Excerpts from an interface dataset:
****************
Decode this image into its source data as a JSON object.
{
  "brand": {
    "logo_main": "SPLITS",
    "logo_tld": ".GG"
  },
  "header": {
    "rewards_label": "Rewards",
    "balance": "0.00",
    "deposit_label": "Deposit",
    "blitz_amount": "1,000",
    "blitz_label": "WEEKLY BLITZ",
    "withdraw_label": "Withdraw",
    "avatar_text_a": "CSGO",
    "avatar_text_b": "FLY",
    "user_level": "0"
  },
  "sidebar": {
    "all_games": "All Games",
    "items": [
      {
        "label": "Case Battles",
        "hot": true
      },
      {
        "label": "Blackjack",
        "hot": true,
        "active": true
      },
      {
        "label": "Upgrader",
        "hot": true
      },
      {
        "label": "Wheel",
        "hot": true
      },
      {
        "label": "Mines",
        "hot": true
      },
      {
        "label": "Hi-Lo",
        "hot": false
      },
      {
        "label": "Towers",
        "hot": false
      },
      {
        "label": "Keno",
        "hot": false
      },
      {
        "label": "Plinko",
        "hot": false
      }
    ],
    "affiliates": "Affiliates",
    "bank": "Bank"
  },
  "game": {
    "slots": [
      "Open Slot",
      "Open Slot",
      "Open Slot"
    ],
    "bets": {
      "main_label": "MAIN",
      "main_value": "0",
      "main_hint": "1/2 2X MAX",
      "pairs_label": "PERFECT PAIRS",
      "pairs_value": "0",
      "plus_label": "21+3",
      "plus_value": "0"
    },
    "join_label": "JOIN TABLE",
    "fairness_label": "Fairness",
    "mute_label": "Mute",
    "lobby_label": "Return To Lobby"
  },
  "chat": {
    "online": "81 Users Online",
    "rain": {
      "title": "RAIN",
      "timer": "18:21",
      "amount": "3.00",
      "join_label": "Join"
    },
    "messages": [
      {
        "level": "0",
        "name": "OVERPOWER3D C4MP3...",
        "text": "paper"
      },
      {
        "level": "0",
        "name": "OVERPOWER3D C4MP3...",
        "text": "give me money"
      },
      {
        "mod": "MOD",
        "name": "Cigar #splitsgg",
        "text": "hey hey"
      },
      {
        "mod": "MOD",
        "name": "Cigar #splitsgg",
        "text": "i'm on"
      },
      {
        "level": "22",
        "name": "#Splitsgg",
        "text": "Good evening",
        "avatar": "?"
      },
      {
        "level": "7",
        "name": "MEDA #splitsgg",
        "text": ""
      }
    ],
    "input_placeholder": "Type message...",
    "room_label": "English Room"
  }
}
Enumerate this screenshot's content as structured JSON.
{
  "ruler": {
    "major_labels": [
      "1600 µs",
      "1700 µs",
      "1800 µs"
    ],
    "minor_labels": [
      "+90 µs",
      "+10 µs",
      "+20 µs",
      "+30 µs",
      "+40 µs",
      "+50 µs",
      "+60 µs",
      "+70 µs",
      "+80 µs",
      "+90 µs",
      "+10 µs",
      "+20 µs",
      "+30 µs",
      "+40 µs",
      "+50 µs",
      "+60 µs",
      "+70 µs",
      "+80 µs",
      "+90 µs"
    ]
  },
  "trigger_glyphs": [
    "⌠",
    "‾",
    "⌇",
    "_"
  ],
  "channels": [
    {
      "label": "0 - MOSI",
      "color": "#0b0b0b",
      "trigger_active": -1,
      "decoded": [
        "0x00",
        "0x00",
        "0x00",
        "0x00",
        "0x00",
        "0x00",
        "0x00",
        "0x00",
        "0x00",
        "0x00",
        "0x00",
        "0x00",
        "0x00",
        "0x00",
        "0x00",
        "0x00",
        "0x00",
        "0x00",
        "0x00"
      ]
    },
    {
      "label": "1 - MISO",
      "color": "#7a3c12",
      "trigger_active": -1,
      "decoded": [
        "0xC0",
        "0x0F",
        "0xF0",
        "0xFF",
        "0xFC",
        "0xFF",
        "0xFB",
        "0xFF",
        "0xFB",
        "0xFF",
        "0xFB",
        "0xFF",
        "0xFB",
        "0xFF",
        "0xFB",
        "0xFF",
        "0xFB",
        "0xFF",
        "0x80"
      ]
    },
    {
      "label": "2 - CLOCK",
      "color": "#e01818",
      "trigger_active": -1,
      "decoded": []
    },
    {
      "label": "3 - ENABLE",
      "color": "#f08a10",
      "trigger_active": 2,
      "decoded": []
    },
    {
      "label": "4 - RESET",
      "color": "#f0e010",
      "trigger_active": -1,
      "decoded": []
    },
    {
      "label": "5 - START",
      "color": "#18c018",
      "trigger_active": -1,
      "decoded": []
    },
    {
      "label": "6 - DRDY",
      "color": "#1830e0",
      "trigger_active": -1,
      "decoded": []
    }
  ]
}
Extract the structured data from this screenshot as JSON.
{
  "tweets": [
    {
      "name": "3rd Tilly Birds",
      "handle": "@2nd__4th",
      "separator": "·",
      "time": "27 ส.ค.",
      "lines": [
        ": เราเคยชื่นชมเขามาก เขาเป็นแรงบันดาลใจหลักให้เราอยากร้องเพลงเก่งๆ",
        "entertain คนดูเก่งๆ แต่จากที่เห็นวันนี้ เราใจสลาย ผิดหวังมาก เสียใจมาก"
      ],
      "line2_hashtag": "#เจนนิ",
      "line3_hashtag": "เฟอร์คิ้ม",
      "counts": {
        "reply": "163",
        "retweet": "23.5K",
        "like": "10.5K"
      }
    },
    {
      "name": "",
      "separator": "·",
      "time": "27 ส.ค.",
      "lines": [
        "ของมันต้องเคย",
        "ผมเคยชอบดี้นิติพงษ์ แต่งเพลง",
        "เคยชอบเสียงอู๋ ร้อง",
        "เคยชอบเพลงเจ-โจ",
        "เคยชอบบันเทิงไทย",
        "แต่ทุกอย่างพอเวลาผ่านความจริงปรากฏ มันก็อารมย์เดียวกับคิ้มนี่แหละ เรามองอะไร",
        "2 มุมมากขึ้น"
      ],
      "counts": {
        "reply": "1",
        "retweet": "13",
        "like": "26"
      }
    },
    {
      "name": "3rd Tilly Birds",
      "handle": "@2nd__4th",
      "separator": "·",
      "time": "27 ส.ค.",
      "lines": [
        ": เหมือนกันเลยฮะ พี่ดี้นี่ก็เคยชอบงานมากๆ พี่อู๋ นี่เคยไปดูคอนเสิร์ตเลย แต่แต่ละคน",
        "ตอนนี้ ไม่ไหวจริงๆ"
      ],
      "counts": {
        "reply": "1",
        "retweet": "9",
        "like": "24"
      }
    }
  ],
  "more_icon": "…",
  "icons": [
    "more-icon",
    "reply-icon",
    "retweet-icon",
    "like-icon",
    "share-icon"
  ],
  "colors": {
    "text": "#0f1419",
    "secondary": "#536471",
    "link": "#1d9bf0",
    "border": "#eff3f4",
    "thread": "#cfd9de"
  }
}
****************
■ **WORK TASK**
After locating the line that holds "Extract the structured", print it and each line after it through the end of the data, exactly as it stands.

■ **COMPLETED EXERCISE**
Extract the structured data from this screenshot as JSON.
{
  "tweets": [
    {
      "name": "3rd Tilly Birds",
      "handle": "@2nd__4th",
      "separator": "·",
      "time": "27 ส.ค.",
      "lines": [
        ": เราเคยชื่นชมเขามาก เขาเป็นแรงบันดาลใจหลักให้เราอยากร้องเพลงเก่งๆ",
        "entertain คนดูเก่งๆ แต่จากที่เห็นวันนี้ เราใจสลาย ผิดหวังมาก เสียใจมาก"
      ],
      "line2_hashtag": "#เจนนิ",
      "line3_hashtag": "เฟอร์คิ้ม",
      "counts": {
        "reply": "163",
        "retweet": "23.5K",
        "like": "10.5K"
      }
    },
    {
      "name": "",
      "separator": "·",
      "time": "27 ส.ค.",
      "lines": [
        "ของมันต้องเคย",
        "ผมเคยชอบดี้นิติพงษ์ แต่งเพลง",
        "เคยชอบเสียงอู๋ ร้อง",
        "เคยชอบเพลงเจ-โจ",
        "เคยชอบบันเทิงไทย",
        "แต่ทุกอย่างพอเวลาผ่านความจริงปรากฏ มันก็อารมย์เดียวกับคิ้มนี่แหละ เรามองอะไร",
        "2 มุมมากขึ้น"
      ],
      "counts": {
        "reply": "1",
        "retweet": "13",
        "like": "26"
      }
    },
    {
      "name": "3rd Tilly Birds",
      "handle": "@2nd__4th",
      "separator": "·",
      "time": "27 ส.ค.",
      "lines": [
        ": เหมือนกันเลยฮะ พี่ดี้นี่ก็เคยชอบงานมากๆ พี่อู๋ นี่เคยไปดูคอนเสิร์ตเลย แต่แต่ละคน",
        "ตอนนี้ ไม่ไหวจริงๆ"
      ],
      "counts": {
        "reply": "1",
        "retweet": "9",
        "like": "24"
      }
    }
  ],
  "more_icon": "…",
  "icons": [
    "more-icon",
    "reply-icon",
    "retweet-icon",
    "like-icon",
    "share-icon"
  ],
  "colors": {
    "text": "#0f1419",
    "secondary": "#536471",
    "link": "#1d9bf0",
    "border": "#eff3f4",
    "thread": "#cfd9de"
  }
}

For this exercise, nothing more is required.